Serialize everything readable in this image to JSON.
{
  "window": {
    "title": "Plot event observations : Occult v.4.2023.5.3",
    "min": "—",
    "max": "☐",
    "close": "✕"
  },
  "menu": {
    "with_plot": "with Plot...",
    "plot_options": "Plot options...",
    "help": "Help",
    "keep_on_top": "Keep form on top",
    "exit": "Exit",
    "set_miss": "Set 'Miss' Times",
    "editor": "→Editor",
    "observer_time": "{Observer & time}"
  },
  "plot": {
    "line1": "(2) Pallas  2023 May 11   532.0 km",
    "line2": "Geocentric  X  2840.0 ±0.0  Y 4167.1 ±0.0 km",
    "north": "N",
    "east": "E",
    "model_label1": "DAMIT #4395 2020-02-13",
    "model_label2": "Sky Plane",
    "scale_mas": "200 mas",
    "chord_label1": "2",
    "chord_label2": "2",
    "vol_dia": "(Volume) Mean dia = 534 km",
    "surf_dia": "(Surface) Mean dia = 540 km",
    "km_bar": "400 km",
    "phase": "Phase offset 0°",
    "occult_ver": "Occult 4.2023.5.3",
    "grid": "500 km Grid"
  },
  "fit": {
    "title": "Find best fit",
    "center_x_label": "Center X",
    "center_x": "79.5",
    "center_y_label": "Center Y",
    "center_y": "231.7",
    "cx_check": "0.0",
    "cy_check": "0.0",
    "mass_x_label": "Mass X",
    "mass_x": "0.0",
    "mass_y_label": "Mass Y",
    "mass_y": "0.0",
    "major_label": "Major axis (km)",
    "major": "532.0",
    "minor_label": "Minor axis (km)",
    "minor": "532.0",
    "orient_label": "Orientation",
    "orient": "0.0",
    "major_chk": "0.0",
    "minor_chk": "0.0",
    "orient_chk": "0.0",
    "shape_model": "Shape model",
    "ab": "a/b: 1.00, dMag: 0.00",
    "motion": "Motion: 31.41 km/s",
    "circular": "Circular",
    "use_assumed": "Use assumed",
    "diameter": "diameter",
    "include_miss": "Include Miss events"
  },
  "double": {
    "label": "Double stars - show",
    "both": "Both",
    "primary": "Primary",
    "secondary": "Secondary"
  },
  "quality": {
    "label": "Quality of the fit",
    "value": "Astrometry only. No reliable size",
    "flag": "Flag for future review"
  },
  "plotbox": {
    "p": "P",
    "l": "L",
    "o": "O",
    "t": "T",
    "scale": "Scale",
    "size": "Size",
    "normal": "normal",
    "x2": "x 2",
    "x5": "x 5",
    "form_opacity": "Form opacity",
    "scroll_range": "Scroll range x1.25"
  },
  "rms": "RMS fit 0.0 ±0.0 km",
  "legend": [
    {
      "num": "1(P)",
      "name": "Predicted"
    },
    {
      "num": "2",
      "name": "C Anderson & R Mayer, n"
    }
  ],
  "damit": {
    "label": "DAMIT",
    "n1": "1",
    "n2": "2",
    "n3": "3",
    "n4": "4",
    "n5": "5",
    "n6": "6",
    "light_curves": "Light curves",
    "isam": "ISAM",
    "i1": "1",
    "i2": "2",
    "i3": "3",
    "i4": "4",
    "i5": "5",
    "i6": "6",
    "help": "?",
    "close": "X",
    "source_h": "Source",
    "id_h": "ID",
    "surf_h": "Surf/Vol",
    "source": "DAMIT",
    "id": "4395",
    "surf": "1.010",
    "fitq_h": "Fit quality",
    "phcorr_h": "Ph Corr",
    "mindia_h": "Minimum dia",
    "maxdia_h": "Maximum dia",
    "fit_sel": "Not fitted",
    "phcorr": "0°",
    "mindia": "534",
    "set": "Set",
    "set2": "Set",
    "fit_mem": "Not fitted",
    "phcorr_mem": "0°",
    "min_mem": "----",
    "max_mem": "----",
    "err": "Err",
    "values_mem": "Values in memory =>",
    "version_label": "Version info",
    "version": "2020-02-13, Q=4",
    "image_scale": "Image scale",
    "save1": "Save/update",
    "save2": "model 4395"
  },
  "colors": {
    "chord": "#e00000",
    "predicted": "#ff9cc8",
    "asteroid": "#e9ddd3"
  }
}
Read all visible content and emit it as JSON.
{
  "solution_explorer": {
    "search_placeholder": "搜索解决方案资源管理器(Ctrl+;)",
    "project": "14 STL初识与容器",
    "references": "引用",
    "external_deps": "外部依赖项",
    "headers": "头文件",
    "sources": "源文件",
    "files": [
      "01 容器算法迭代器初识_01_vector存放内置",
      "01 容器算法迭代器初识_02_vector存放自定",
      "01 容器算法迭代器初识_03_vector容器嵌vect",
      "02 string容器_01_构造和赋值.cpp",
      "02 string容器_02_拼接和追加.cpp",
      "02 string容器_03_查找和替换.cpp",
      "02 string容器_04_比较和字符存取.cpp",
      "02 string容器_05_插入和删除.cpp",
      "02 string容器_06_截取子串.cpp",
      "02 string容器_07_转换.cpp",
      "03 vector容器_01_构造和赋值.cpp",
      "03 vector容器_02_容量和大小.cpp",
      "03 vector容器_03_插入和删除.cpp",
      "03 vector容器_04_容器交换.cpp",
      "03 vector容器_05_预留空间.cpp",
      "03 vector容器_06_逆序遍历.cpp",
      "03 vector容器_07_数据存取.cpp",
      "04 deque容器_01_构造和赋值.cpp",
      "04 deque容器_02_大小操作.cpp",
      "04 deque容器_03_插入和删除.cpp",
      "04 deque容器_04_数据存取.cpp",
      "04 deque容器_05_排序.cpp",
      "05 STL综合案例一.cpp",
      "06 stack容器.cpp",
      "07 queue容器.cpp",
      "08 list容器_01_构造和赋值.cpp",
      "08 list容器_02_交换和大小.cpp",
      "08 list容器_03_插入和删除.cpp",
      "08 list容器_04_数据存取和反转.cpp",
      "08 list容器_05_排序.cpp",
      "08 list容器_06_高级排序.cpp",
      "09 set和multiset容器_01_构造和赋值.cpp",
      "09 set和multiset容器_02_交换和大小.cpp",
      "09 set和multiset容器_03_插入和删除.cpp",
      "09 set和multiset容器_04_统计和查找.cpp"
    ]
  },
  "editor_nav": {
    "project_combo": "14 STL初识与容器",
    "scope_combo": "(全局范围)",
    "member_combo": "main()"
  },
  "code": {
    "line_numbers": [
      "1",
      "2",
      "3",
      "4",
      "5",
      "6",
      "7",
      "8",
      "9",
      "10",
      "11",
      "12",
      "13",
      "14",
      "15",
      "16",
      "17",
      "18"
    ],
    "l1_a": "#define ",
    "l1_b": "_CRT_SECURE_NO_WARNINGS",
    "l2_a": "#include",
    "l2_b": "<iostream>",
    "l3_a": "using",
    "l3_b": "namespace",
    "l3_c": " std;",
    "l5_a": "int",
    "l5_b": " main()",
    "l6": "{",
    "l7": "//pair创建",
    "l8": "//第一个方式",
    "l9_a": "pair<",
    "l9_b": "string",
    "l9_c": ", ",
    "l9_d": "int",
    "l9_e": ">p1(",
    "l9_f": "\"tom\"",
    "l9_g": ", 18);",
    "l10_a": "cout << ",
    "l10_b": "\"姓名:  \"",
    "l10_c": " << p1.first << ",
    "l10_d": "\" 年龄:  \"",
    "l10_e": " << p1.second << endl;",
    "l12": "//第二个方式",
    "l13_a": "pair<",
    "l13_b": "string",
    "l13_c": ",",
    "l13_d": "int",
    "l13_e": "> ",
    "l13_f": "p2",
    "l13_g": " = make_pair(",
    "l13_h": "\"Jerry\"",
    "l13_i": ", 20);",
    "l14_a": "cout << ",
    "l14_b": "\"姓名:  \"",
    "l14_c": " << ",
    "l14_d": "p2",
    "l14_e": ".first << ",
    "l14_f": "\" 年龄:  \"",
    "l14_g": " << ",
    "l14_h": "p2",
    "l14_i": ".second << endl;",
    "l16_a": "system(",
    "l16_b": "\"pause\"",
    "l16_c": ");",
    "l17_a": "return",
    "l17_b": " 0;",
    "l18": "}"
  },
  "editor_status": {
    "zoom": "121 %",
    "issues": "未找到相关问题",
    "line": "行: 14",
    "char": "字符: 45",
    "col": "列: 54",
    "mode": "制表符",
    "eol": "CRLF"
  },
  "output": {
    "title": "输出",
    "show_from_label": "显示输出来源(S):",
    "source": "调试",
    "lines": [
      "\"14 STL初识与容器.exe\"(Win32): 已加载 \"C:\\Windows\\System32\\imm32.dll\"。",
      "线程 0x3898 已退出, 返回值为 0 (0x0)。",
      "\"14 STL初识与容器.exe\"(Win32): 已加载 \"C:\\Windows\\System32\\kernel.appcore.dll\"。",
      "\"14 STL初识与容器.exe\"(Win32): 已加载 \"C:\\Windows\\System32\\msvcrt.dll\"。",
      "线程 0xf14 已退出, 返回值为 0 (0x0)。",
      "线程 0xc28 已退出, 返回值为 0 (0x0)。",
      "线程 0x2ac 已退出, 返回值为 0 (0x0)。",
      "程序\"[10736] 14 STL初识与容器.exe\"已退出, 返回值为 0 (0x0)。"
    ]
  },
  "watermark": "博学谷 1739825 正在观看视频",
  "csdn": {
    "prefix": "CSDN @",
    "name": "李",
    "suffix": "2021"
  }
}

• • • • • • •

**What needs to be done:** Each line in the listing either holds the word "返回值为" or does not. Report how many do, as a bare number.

**Result of the task:** 5